A self-service process, such as adding alerting (which only requires a merge request to the relevant repo), or fixing a chef-client.
"Quick" fixes that do not require a Production Engineer.
Changes in staging
Testing things in staging typically only needs scheduling to avoid conflicting with others, but is otherwise straightforward since it is mostly self-service.
Consider using the same format of the checklist - it is good form to know how to roll back for example. Using the checklist will also set the baseline for when you want to introduce the change into production; thus saving time. But it is not required to follow the full checklist in order to make changes on staging.
Do schedule changes to staging, on the "GitLab Production" calendar (link at top of page). This is to prevent conflicts when different people or teams are trying to work on staging for different purposes.
Given that there are quite a few people who can use self-service in staging, there should be no need for resourcing there from the Production team, and you do not need an explicit OK from the Production Lead.
Deployments of release(s) (candidates) are a special case. We don't want to block deployments if we can avoid it. And since they are currently performed by release managers there is generally no need for someone from production engineering to be heavily involved. Still, follow the next steps to schedule a deploy:
Schedule the deploy both in staging and production on the "GitLab Production" calendar (link at top of page) as soon as possible. Do this to avoid conflicting with any other production operation that will happen (don't oversubscribe).
Use a 4 hr block too, sometimes deploys delay to start for odd reasons, you don't want to run out of time.
Notify the production engineering team by inviting ops-contact.
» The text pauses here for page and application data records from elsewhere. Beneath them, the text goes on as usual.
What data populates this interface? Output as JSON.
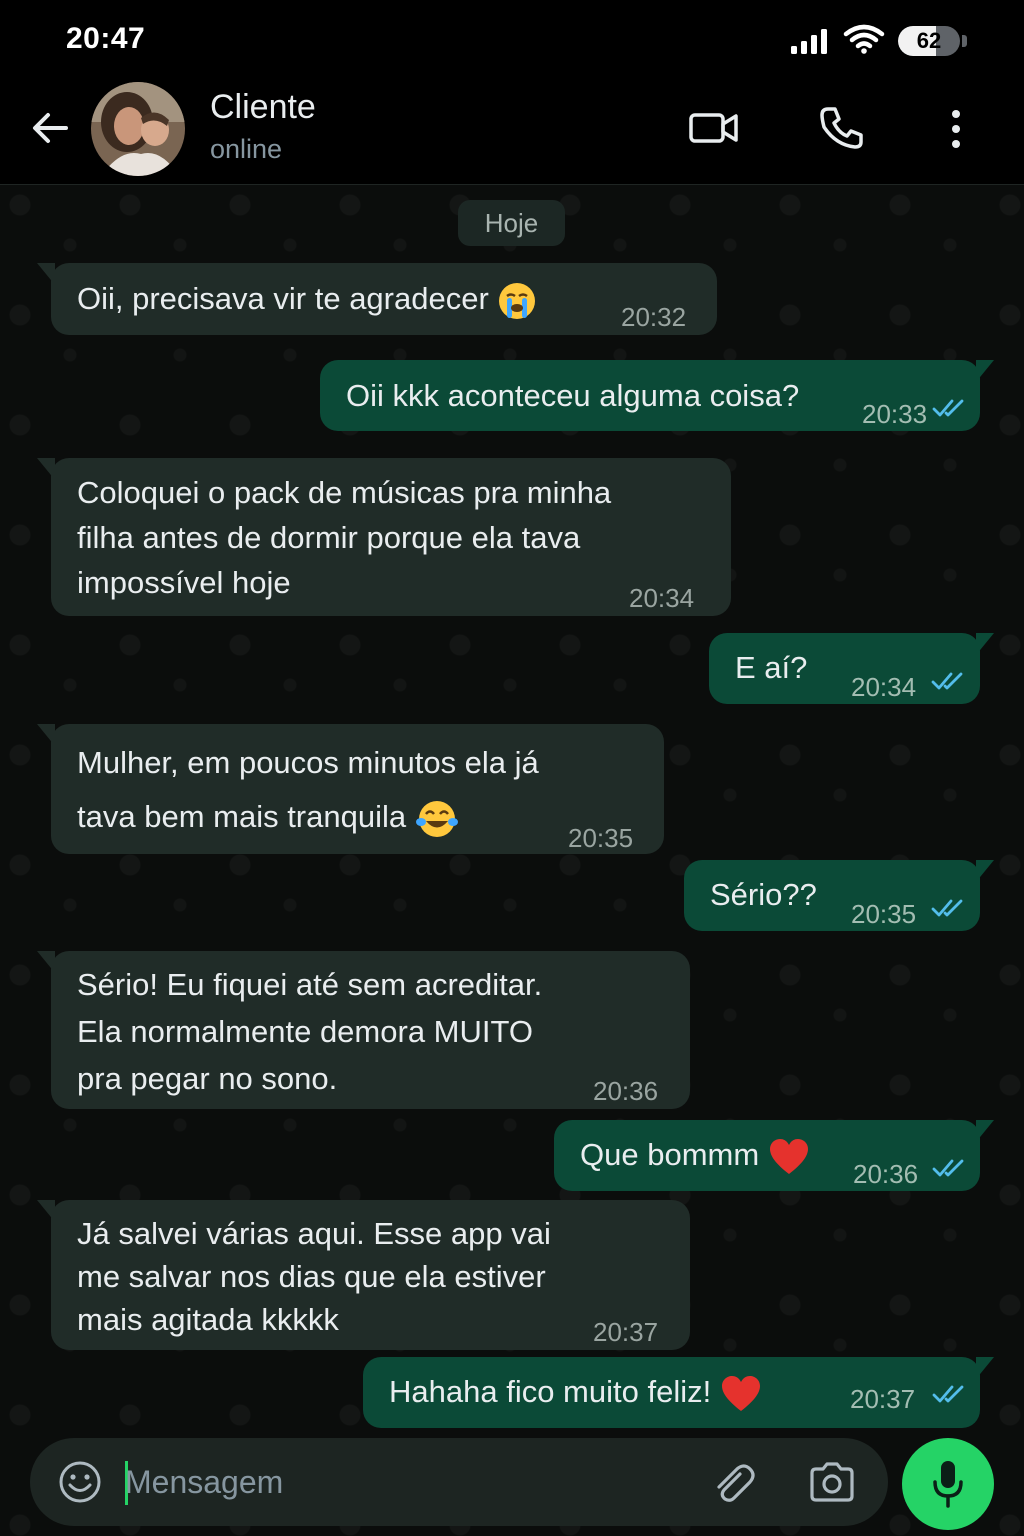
{
  "status_bar": {
    "time": "20:47",
    "battery": "62",
    "battery_level_percent": 62
  },
  "header": {
    "contact_name": "Cliente",
    "contact_status": "online"
  },
  "date_chip": "Hoje",
  "messages": [
    {
      "direction": "in",
      "text": "Oii, precisava vir te agradecer",
      "emoji": "loudly-crying-face",
      "time": "20:32"
    },
    {
      "direction": "out",
      "text": "Oii kkk aconteceu alguma coisa?",
      "time": "20:33",
      "read": true
    },
    {
      "direction": "in",
      "text": "Coloquei o pack de músicas pra minha\nfilha antes de dormir porque ela tava\nimpossível hoje",
      "time": "20:34"
    },
    {
      "direction": "out",
      "text": "E aí?",
      "time": "20:34",
      "read": true
    },
    {
      "direction": "in",
      "text": "Mulher, em poucos minutos ela já\ntava bem mais tranquila",
      "emoji": "face-with-tears-of-joy",
      "time": "20:35"
    },
    {
      "direction": "out",
      "text": "Sério??",
      "time": "20:35",
      "read": true
    },
    {
      "direction": "in",
      "text": "Sério! Eu fiquei até sem acreditar.\nEla normalmente demora MUITO\npra pegar no sono.",
      "time": "20:36"
    },
    {
      "direction": "out",
      "text": "Que bommm",
      "emoji": "red-heart",
      "time": "20:36",
      "read": true
    },
    {
      "direction": "in",
      "text": "Já salvei várias aqui. Esse app vai\nme salvar nos dias que ela estiver\nmais agitada kkkkk",
      "time": "20:37"
    },
    {
      "direction": "out",
      "text": "Hahaha fico muito feliz!",
      "emoji": "red-heart",
      "time": "20:37",
      "read": true
    }
  ],
  "composer": {
    "placeholder": "Mensagem"
  },
  "colors": {
    "incoming_bubble": "#202c28",
    "outgoing_bubble": "#0b4a37",
    "read_ticks": "#53bdeb",
    "accent": "#25d366"
  }
}
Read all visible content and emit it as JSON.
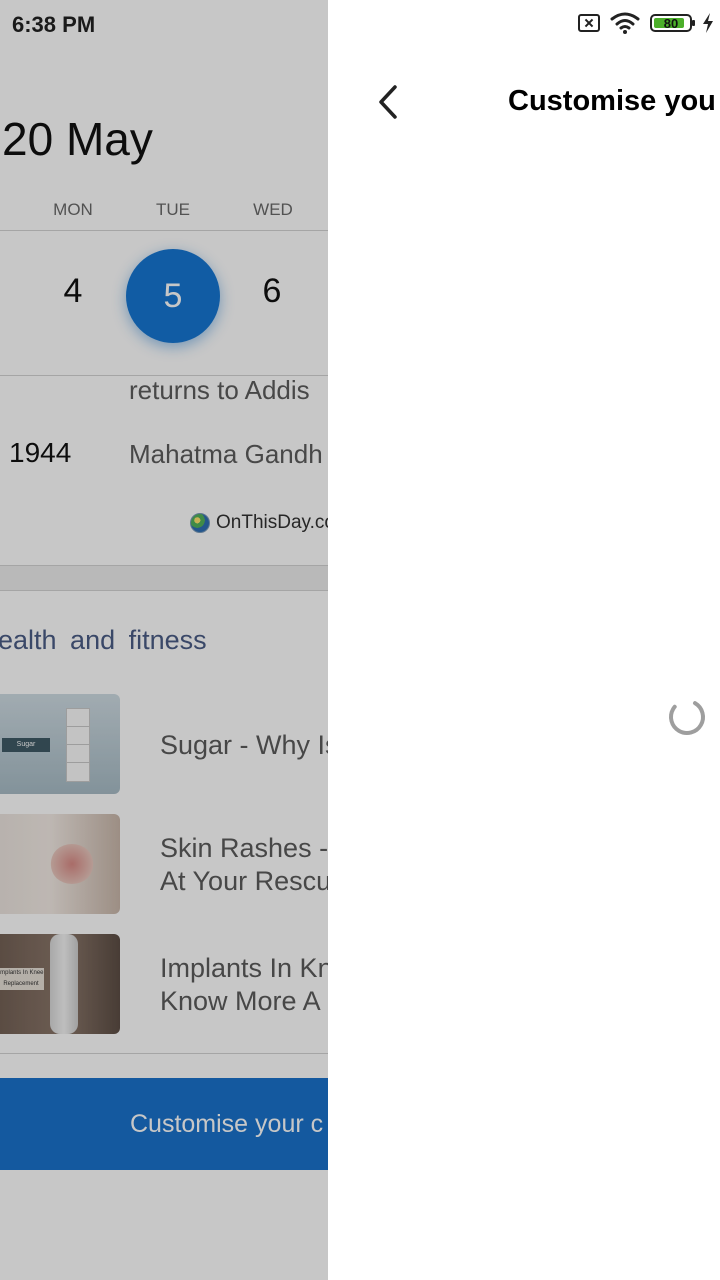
{
  "status_bar": {
    "time": "6:38 PM",
    "battery_level": "80"
  },
  "background_screen": {
    "date_title": "20 May",
    "weekdays": [
      "MON",
      "TUE",
      "WED"
    ],
    "days": [
      "4",
      "5",
      "6"
    ],
    "selected_day": "5",
    "events": [
      {
        "year": "",
        "text": "returns to Addis"
      },
      {
        "year": "1944",
        "text": "Mahatma Gandh"
      }
    ],
    "source": "OnThisDay.co",
    "section_title": "ealth and fitness",
    "articles": [
      {
        "title_lines": [
          "Sugar - Why Is"
        ],
        "thumb_text": "Sugar"
      },
      {
        "title_lines": [
          "Skin Rashes -",
          "At Your Rescu"
        ]
      },
      {
        "title_lines": [
          "Implants In Kn",
          "Know More A"
        ],
        "thumb_text": "Implants In Knee Replacement"
      }
    ],
    "cta_label": "Customise your c"
  },
  "panel": {
    "title": "Customise you"
  },
  "colors": {
    "accent": "#1677d2",
    "cta": "#1a73cc",
    "battery_fill": "#4caf2a",
    "section_title": "#4b5d86"
  }
}
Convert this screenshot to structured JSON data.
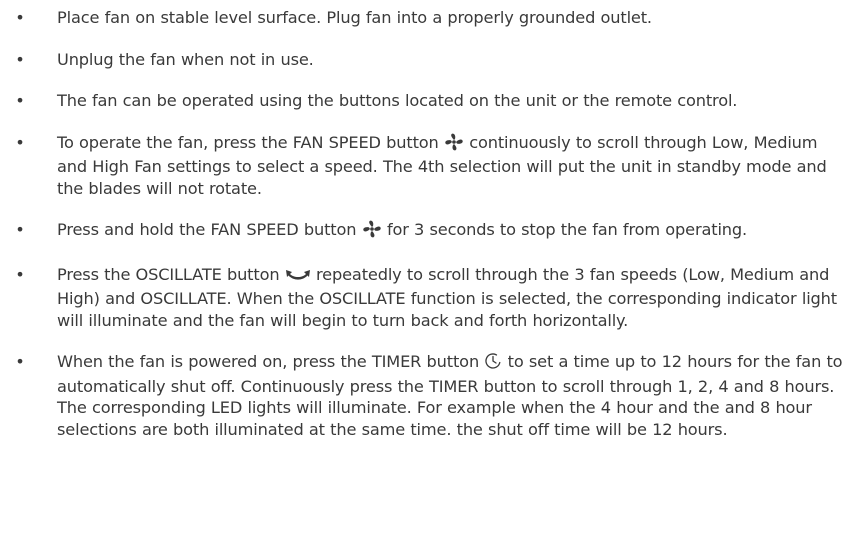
{
  "document": {
    "bullet_glyph": "•",
    "items": [
      {
        "text": "Place fan on stable level surface. Plug fan into a properly grounded outlet."
      },
      {
        "text": "Unplug the fan when not in use."
      },
      {
        "text": "The fan can be operated using the buttons located on the unit or the remote control."
      },
      {
        "before": "To operate the fan, press the FAN SPEED button",
        "icon": "fan-icon",
        "after": "continuously to scroll through Low, Medium and High Fan settings to select a speed. The 4th selection will put the unit in standby mode and the blades will not rotate."
      },
      {
        "before": "Press and hold the FAN SPEED button",
        "icon": "fan-icon",
        "after": "for 3 seconds to stop the fan from operating."
      },
      {
        "before": "Press the OSCILLATE button",
        "icon": "oscillate-icon",
        "after": "repeatedly to scroll through the 3 fan speeds (Low, Medium and High) and OSCILLATE. When the OSCILLATE function is selected, the corresponding indicator light will illuminate and the fan will begin to turn back and forth horizontally."
      },
      {
        "before": "When the fan is powered on, press the TIMER button",
        "icon": "timer-icon",
        "after": "to set a time up to 12 hours for the fan to automatically shut off. Continuously press the TIMER button to scroll through 1, 2, 4 and 8 hours. The corresponding LED lights will illuminate. For example when the 4 hour and the and 8 hour selections are both illuminated at the same time. the shut off time will be 12 hours."
      }
    ]
  },
  "colors": {
    "text": "#3a3a3a",
    "background": "#ffffff"
  }
}
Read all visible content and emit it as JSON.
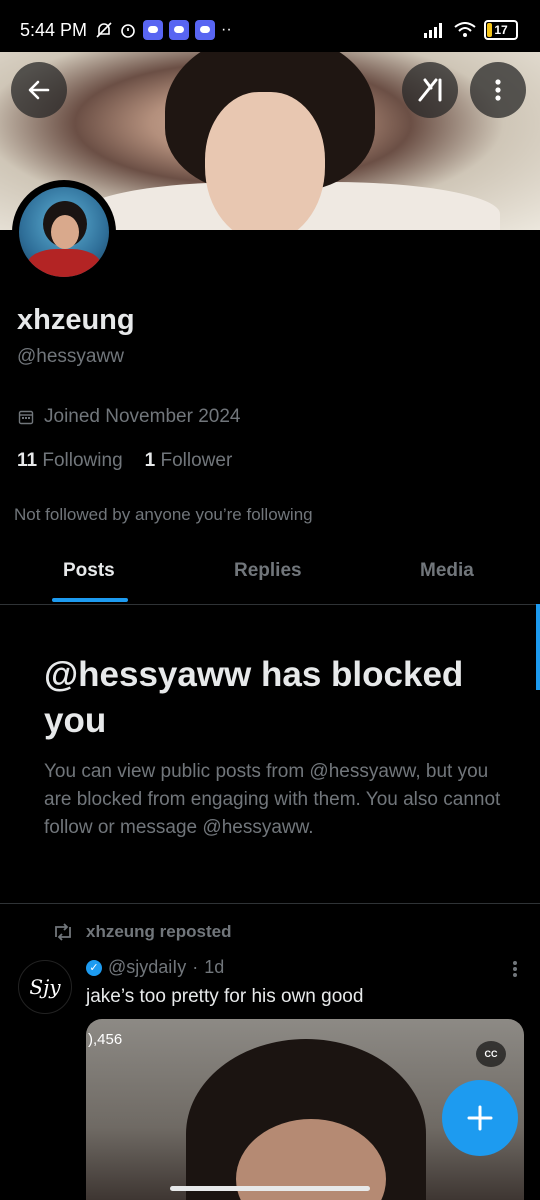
{
  "status_bar": {
    "time": "5:44 PM",
    "icons": [
      "mute-bell-icon",
      "alarm-icon",
      "discord-icon",
      "discord-icon",
      "discord-icon",
      "more-dots"
    ],
    "right_icons": [
      "signal-icon",
      "wifi-icon",
      "battery-icon"
    ],
    "battery_level": "17"
  },
  "header": {
    "back_icon": "arrow-left-icon",
    "grok_icon": "grok-icon",
    "more_icon": "more-vertical-icon"
  },
  "profile": {
    "display_name": "xhzeung",
    "handle": "@hessyaww",
    "joined": "Joined November 2024",
    "following_count": "11",
    "following_label": "Following",
    "followers_count": "1",
    "followers_label": "Follower",
    "not_followed_text": "Not followed by anyone you’re following"
  },
  "tabs": [
    {
      "label": "Posts",
      "active": true
    },
    {
      "label": "Replies",
      "active": false
    },
    {
      "label": "Media",
      "active": false
    }
  ],
  "blocked": {
    "title": "@hessyaww has blocked you",
    "body": "You can view public posts from @hessyaww, but you are blocked from engaging with them. You also cannot follow or message @hessyaww."
  },
  "post": {
    "repost_label": "xhzeung reposted",
    "avatar_text": "Sjy",
    "author_handle": "@sjydaiIy",
    "time": "1d",
    "text": "jake’s too pretty for his own good",
    "view_count": "),456",
    "cc_label": "CC"
  },
  "colors": {
    "accent": "#1d9bf0",
    "background": "#000000",
    "secondary_text": "#71767b"
  }
}
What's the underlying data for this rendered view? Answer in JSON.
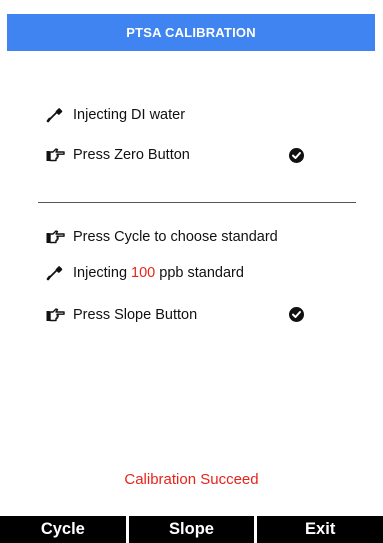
{
  "title": "PTSA CALIBRATION",
  "zero_section": {
    "inject_text": "Injecting DI water",
    "press_zero_text": "Press Zero Button",
    "zero_done": true
  },
  "slope_section": {
    "cycle_text": "Press Cycle to choose standard",
    "inject_prefix": "Injecting ",
    "standard_value": "100",
    "inject_suffix": " ppb standard",
    "press_slope_text": "Press Slope Button",
    "slope_done": true
  },
  "status_text": "Calibration Succeed",
  "softkeys": {
    "cycle": "Cycle",
    "slope": "Slope",
    "exit": "Exit"
  },
  "icons": {
    "inject": "dropper-icon",
    "press": "pointing-hand-icon",
    "done": "check-circle-icon"
  },
  "colors": {
    "title_bar": "#3f84f0",
    "highlight": "#e8231b",
    "softkey_bar": "#000000"
  }
}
This will raise awareness.
Notify via twitter the range of time when the deploy will happen.
If you need help from production engineering for whatever reason, be explicit in the invite, or get in touch in the production chat channel to ask.
Production Change Checklist
Any team or individual can initiate a change to GitLab.com by following this checklist. Create an issue in the infrastructure issue tracker and select the change_checklist template
Make GitLab.com settings the default
As said in the production engineer job description one of the goals is "Making GitLab easier to maintain to administrators all over the world". One of the ways we do it is making GitLab.com settings the default for all our customers. It is very important that GitLab.com is running GitLab Enterprise Edition with all its default settings. We don't want users running GitLab at scale to run into any problems.
If it is not possible to use the default settings the difference should be documented in GitLab.com settingsbefore applying them to GitLab.com.
GitLab has access to "Azure Rapid Response". The level of support is described on their website, but TL;DR it means that the SLAs are:
Initial response for Sev A < 15 mins, Sev B < 2 Hours, Sev C < 4 hours.
The Azure team prefers if we ask questions via the support portal, but there is an Azure representative whom we can ping in our issue tracker. This is mostly helpful in cases of non-urgent questions, and questions of an advisory nature.
Light hand-holding for things such as architecture review is available. To reach out for this assistance, submit an "advisory case" ticket through the portal.
Azure subscription and service limits, quotas, and constraints: https://docs.microsoft.com/en-us/azure/azure-subscription-service-limits